1. Implement read_multi_range_*(), read_range_*() for InnoDB (almost a copy of the default
2. Add asynchronous prefetches for pages that will be read by the innodb row fetch code
<-- main feature
3. Remap index_read_*(), read_range_*() to call read_multi_range_*()
4. Fix records_in_range() to do less synchronous I/O

Problem that it adresses is that InnoDB does synchronous request for pages in a range
scan. This has a few drawbacks:
- When using O_DIRECT, you have no FS readahead, sequential pages are requested one-by-one
to the disk
- You want to use O_DIRECT otherwise AIO is useless (io_submit() waits for completion).
- When not using O_DIRECT, when pages are not exactly sequential, the FS readahead does
not kick in, making things slow. This happens a lot if you have a fragmented table.
- When reading random pages you have to wait for a disk seek before getting EACH PAGE
- Changed records_in_range() to read less pages since it does synchronous requests which
makes performance horrible again.

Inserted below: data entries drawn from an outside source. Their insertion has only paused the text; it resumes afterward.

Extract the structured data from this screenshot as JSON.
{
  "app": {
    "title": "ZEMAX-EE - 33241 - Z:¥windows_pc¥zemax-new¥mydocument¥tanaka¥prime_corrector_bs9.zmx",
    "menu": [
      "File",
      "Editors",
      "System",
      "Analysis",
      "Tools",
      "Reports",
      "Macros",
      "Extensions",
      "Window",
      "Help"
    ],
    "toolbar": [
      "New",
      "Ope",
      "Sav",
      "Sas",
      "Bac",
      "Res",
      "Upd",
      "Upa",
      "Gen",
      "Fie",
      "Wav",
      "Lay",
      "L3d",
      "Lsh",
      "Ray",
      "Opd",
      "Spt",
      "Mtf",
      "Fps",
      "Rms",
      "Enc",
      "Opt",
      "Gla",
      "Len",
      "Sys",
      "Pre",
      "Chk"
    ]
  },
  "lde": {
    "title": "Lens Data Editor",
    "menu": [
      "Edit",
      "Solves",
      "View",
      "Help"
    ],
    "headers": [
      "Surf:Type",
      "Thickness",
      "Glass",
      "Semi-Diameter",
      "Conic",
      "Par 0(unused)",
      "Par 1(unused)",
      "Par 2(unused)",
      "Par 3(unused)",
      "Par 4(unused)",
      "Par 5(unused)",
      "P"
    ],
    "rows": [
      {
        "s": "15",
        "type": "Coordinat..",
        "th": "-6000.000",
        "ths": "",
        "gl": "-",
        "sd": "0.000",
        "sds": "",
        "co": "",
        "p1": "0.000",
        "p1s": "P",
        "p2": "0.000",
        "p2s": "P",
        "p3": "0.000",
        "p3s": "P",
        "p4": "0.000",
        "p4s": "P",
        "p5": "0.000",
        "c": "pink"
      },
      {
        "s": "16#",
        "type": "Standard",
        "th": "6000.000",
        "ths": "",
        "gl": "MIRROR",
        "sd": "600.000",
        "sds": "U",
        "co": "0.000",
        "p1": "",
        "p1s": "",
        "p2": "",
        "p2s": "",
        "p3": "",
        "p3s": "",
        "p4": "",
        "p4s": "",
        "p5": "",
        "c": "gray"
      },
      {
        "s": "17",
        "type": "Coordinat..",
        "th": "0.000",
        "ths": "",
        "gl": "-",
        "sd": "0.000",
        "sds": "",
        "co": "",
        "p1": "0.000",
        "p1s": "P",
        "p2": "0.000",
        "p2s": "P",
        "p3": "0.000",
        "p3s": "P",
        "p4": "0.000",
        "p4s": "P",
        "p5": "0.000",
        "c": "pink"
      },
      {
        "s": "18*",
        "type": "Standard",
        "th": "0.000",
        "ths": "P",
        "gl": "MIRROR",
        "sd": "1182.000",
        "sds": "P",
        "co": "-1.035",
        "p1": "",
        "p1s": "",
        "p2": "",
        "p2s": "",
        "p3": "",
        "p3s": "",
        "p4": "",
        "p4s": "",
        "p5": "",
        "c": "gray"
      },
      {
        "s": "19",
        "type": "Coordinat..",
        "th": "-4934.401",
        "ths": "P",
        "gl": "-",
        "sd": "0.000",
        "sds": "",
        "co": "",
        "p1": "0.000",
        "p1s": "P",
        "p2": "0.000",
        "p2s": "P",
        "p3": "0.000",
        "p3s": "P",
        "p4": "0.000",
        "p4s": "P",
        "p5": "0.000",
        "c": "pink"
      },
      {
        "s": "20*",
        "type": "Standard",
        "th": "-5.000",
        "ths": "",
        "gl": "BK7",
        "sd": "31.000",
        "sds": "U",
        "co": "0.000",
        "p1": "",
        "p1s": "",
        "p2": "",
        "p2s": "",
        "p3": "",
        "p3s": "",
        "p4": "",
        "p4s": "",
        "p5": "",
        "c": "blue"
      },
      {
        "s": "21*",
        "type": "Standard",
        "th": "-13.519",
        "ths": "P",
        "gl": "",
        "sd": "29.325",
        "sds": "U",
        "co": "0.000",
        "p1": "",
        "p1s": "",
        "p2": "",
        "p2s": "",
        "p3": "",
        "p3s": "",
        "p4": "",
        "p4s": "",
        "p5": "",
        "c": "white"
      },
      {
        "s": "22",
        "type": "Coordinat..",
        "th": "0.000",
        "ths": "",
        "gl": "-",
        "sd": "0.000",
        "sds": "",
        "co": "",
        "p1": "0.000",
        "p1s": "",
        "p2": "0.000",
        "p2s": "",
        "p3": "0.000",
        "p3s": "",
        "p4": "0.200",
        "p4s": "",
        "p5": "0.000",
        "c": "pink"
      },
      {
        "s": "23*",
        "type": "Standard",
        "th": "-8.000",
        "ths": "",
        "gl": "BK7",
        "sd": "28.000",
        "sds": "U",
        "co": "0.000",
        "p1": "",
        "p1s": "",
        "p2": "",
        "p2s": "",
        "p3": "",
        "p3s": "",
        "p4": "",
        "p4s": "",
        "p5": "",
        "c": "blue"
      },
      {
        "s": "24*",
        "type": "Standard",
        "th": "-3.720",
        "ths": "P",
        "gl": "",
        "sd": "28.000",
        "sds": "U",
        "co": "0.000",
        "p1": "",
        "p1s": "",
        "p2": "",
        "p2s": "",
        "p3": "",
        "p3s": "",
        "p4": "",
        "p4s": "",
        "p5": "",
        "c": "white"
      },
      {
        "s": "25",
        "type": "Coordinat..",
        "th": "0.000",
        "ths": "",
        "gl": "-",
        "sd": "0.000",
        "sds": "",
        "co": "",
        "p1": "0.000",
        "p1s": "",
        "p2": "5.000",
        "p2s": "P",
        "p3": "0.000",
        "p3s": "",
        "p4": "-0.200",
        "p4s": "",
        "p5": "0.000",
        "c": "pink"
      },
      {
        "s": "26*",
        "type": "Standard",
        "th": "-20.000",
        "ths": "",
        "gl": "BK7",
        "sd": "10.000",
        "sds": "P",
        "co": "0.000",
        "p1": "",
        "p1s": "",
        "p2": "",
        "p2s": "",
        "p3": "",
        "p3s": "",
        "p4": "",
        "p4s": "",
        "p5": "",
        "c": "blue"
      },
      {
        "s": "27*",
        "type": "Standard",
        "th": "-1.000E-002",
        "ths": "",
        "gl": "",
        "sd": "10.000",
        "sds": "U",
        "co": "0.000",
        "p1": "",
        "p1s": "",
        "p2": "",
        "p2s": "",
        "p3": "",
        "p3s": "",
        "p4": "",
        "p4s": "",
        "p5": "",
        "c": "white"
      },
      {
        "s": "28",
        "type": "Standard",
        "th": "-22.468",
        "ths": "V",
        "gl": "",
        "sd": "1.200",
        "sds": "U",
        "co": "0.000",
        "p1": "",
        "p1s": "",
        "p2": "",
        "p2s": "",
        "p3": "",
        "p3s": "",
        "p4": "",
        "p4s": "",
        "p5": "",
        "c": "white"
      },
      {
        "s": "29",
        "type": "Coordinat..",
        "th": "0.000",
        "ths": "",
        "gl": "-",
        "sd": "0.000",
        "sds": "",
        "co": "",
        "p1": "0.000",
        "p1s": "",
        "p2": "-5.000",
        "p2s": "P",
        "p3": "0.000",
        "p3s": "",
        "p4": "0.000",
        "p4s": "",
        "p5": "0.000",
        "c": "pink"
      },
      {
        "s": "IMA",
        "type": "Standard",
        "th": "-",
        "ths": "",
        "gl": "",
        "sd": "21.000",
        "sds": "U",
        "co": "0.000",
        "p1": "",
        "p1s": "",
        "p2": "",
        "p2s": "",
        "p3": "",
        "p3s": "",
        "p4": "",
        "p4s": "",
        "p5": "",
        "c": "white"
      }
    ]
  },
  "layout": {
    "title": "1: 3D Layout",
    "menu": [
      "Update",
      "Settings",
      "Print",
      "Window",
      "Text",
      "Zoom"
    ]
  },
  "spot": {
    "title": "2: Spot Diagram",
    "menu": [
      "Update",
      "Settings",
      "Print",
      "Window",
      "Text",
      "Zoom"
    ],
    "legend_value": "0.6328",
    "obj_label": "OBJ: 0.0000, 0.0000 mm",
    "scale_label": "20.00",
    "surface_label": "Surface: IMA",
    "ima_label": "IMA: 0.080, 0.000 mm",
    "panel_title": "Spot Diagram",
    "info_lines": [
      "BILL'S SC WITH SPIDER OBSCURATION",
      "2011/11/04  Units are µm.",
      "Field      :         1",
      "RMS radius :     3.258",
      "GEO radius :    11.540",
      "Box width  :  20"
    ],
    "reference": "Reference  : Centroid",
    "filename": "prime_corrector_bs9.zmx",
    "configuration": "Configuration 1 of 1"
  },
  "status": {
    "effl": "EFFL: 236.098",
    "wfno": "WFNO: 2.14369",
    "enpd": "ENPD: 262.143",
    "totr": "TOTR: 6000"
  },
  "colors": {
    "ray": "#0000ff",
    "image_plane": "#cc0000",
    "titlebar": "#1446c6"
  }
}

It now reads only node pages, unless the range begins
and starts on the same or adjacent pages, at which point it descends to the leaf pages to
get the real count.

The prefetch mechanism I made prefetches up to innodb_prefetch_pages during
read_multi_range_first(), and then prefetches the next innodb_prefetch_pages when needed
during read_multi_range_next(). The prefetches are done at the same time, asynchronously.
This allows your disk or RAID controller to do smart things like reordering and merging of
the requests which was otherwise impossible. The pages are read to the buffer pool, after
which the normal InnoDB code kicks in and gets the pages from there. The internal row
fetching code therefore triggers almost no direct (synchronous) I/O.

I then remapped the index_read() to do a range_read() as well, but I think there may be
some issues with that. The main reason I want to do that is when you're doing an
index_read with an index prefix, you can prefetch all the matches, which are requested
with index_next() after that. But it probably still breaks something.

On my test machine (6-disk 10k rpm SAS, dual quad-xeon 3.0 ghz on a 30Gb unfragmented
table, 4Gb buffer pool) this gives me the following:

- Normal performance (no O_DIRECT): 15 qps
- O_DIRECT performance: 10 qps (Due to no readahead)
- My patch with O_DIRECT: 30 qps

Nice thing to see is that your iostats soar to 2000 IOPS with just a single query running
(deadline scheduler).

Although the patch is aimed at increasing speed of a single query, theory and some little
tests say that it also improves performance when there are a lot of parallel queries

I still need to test with fragmented tables, and I think there are probably various
memleaks and stuff in there. Also rnd_* needs to be mapped for prefetch too. I think
there is also a problem with the estimate code if the tree contains no node pages (small

Comments please.

the patch is at

it's against 5.5.6-rc

not sure how useful it is in 5.1 since 5.1 has no AIO on linux.
InnoDB I/O-bound performance enhancement patchSteve Hardy1 Oct
  • InnoDB I/O-bound performance enhancement patchMichael Widenius1 Oct
  • Re: InnoDB I/O-bound performance enhancement patchMARK CALLAGHAN1 Oct
    • RE: InnoDB I/O-bound performance enhancement patchSteve Hardy1 Oct
RE: InnoDB I/O-bound performance enhancement patchSteve Hardy4 Oct